+++ Information shown +++
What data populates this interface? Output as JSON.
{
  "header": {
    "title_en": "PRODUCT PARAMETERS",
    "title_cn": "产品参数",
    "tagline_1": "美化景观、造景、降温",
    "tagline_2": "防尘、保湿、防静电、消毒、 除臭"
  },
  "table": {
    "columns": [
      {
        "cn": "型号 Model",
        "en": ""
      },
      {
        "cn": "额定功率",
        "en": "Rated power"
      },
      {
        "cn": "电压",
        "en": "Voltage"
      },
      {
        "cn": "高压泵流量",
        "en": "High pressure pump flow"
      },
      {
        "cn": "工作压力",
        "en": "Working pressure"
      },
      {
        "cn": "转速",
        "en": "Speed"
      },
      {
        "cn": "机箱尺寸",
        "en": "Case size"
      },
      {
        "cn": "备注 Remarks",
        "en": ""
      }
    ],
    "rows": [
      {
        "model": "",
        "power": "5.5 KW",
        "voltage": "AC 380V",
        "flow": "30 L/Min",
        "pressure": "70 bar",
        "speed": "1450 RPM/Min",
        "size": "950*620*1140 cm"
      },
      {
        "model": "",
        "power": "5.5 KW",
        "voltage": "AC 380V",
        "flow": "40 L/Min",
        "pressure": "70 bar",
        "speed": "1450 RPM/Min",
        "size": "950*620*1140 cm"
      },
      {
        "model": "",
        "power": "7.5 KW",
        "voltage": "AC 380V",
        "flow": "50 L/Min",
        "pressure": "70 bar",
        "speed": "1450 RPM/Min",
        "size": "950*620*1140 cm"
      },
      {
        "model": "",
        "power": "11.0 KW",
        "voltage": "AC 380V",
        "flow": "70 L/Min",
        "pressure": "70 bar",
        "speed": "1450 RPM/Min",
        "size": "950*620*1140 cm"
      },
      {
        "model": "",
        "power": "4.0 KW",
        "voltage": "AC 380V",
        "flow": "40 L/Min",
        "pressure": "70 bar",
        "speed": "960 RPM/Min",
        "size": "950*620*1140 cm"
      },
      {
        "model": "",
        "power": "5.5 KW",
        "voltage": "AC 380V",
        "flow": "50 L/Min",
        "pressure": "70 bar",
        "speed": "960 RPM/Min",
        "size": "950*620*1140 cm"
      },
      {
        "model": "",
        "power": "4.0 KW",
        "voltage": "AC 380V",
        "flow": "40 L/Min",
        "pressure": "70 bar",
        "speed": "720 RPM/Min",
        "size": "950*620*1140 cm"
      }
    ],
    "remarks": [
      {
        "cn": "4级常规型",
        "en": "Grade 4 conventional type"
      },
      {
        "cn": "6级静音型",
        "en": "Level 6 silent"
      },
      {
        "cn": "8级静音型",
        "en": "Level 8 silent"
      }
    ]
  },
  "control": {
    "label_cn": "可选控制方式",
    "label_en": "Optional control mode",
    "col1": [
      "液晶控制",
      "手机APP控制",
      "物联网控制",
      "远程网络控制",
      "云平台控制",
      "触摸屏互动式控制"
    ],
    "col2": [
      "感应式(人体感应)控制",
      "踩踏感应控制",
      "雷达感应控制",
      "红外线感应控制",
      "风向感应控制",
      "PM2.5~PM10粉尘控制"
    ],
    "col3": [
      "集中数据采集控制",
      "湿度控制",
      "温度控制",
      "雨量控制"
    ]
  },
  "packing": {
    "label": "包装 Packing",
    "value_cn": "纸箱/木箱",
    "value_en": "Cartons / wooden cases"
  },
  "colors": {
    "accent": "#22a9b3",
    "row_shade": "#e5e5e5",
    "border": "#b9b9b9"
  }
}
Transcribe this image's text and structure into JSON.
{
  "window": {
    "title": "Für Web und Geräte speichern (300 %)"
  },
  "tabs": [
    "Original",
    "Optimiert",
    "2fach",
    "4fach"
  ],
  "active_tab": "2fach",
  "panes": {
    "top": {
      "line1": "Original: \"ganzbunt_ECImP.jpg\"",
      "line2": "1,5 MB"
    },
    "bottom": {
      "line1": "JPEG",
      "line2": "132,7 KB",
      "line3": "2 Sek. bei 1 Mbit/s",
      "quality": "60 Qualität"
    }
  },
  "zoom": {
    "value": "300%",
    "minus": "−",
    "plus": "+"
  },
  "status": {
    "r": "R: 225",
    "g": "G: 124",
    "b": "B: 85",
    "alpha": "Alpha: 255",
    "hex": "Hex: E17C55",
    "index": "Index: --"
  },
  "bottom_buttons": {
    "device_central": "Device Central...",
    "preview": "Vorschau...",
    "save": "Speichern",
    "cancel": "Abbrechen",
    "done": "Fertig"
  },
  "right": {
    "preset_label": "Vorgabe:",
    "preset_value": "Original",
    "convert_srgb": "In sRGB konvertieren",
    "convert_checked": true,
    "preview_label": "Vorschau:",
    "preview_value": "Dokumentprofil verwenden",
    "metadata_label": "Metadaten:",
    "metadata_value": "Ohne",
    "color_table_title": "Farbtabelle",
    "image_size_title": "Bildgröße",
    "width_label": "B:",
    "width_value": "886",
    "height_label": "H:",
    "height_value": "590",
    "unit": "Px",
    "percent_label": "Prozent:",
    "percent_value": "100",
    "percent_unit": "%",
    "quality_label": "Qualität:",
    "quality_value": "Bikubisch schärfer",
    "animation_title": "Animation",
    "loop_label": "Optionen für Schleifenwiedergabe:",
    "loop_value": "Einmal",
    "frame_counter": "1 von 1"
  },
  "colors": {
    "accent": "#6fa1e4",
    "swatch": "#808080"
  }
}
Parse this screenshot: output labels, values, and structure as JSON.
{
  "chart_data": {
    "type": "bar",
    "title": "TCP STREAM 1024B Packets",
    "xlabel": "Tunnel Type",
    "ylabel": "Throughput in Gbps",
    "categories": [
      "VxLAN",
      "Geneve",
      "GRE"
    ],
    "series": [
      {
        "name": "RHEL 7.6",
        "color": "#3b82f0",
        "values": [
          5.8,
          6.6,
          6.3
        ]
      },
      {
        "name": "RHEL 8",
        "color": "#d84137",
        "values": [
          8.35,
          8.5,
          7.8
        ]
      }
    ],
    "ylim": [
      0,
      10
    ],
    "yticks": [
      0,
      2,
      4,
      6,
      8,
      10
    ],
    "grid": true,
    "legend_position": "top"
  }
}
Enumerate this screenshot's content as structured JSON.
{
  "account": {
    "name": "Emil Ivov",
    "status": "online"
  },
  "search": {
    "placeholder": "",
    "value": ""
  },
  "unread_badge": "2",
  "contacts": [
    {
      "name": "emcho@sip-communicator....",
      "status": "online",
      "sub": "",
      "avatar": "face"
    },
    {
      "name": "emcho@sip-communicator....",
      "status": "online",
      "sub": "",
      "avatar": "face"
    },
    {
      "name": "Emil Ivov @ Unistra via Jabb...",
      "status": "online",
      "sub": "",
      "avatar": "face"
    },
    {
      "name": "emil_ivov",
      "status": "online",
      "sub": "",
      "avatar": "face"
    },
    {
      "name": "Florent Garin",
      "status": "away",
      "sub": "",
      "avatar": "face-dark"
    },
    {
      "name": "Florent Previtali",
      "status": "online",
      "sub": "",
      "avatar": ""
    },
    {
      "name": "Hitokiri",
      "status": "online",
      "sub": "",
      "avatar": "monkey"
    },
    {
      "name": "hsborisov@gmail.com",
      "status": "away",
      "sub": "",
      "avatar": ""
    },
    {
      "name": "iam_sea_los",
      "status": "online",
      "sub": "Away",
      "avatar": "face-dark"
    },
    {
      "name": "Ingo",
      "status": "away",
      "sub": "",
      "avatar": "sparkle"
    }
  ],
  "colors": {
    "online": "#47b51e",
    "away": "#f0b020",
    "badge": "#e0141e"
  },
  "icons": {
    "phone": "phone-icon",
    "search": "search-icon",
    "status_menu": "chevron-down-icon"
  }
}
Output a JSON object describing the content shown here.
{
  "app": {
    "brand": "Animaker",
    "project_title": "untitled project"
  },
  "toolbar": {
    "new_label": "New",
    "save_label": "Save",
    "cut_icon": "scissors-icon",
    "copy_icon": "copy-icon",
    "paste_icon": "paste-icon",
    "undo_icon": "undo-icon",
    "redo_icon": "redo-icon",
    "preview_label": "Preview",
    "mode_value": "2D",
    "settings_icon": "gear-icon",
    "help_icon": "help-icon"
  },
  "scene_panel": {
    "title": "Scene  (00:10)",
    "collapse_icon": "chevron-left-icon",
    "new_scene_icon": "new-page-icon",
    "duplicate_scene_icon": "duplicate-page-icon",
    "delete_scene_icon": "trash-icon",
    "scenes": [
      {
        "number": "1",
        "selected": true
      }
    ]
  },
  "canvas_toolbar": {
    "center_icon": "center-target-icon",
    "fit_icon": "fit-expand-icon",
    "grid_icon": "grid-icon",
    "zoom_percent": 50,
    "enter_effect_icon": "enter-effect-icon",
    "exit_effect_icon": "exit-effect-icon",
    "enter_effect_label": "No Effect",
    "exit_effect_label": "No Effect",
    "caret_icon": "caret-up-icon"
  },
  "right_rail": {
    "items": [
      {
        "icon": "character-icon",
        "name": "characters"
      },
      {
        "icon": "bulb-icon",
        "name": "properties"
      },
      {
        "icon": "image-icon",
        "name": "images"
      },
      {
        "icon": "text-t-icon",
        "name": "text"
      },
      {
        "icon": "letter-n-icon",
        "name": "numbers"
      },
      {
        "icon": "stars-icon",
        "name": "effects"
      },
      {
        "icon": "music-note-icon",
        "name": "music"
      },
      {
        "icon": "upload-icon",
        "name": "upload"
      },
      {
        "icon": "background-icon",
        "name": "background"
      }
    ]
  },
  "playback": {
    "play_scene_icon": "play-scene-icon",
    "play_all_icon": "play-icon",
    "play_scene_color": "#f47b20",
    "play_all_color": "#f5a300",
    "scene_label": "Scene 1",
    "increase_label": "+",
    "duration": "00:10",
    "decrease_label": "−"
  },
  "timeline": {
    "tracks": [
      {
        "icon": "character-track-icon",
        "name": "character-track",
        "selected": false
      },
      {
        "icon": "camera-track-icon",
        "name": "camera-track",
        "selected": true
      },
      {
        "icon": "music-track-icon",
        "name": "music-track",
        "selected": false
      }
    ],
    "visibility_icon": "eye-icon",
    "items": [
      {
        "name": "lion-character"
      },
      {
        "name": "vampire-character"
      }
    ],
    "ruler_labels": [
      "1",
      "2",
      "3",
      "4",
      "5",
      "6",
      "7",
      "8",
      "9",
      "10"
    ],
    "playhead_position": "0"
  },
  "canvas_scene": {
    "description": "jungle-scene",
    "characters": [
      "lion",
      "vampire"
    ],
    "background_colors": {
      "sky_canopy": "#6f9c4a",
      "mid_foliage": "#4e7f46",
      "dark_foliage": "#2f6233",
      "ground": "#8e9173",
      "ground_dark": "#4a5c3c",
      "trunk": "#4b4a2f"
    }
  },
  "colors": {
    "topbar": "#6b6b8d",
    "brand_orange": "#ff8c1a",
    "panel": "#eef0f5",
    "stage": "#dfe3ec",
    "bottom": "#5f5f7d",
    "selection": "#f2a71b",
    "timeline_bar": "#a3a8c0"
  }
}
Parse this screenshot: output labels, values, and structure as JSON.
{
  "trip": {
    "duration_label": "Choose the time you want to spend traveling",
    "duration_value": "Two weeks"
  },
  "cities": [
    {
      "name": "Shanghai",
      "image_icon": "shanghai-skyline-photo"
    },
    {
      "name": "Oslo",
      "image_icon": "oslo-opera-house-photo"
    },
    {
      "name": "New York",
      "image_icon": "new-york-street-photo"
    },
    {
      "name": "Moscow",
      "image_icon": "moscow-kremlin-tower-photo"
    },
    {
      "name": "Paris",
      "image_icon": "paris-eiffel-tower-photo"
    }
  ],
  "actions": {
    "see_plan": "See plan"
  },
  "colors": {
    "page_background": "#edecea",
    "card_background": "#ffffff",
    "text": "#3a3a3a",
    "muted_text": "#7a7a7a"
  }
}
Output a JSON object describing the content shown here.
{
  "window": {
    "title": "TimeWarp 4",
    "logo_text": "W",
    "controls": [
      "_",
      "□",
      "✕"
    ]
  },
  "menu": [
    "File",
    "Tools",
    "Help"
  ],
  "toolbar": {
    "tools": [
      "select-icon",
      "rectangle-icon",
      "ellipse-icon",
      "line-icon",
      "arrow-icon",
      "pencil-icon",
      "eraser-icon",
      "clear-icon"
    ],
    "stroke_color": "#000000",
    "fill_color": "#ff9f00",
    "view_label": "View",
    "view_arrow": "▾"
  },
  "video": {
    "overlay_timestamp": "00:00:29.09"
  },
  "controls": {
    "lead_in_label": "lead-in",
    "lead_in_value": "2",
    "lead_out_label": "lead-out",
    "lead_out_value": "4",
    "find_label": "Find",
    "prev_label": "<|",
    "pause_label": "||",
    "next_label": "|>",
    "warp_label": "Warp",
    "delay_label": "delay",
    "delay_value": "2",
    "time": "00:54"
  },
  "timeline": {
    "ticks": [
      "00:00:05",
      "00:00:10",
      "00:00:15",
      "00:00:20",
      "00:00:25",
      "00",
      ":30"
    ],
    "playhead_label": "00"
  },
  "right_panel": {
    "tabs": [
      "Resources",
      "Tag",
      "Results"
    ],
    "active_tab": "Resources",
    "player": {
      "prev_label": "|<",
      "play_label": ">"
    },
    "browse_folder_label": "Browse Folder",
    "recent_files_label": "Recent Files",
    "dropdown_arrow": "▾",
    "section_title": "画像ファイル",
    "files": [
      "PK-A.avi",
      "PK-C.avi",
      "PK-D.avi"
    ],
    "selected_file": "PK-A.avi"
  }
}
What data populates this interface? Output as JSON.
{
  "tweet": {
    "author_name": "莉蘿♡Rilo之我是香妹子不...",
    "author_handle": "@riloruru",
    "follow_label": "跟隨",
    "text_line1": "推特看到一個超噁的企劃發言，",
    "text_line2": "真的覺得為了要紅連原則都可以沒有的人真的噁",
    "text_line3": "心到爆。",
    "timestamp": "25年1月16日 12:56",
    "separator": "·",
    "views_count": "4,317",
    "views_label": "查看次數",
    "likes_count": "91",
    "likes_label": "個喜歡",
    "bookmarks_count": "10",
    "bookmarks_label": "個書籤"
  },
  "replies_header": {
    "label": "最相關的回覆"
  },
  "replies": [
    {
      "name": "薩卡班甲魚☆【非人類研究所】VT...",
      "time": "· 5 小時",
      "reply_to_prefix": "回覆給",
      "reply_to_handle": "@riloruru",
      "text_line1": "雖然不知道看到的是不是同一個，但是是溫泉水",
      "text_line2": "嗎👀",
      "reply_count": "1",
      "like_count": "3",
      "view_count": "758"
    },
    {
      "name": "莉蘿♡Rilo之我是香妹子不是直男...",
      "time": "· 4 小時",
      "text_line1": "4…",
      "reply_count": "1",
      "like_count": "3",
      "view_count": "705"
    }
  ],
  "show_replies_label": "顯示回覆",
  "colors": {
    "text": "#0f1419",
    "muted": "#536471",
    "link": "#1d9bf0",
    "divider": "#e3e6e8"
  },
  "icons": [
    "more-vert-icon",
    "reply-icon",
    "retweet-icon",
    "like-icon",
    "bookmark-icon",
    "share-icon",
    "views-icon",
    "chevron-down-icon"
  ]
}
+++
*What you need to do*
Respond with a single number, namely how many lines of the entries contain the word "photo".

*Response below*
5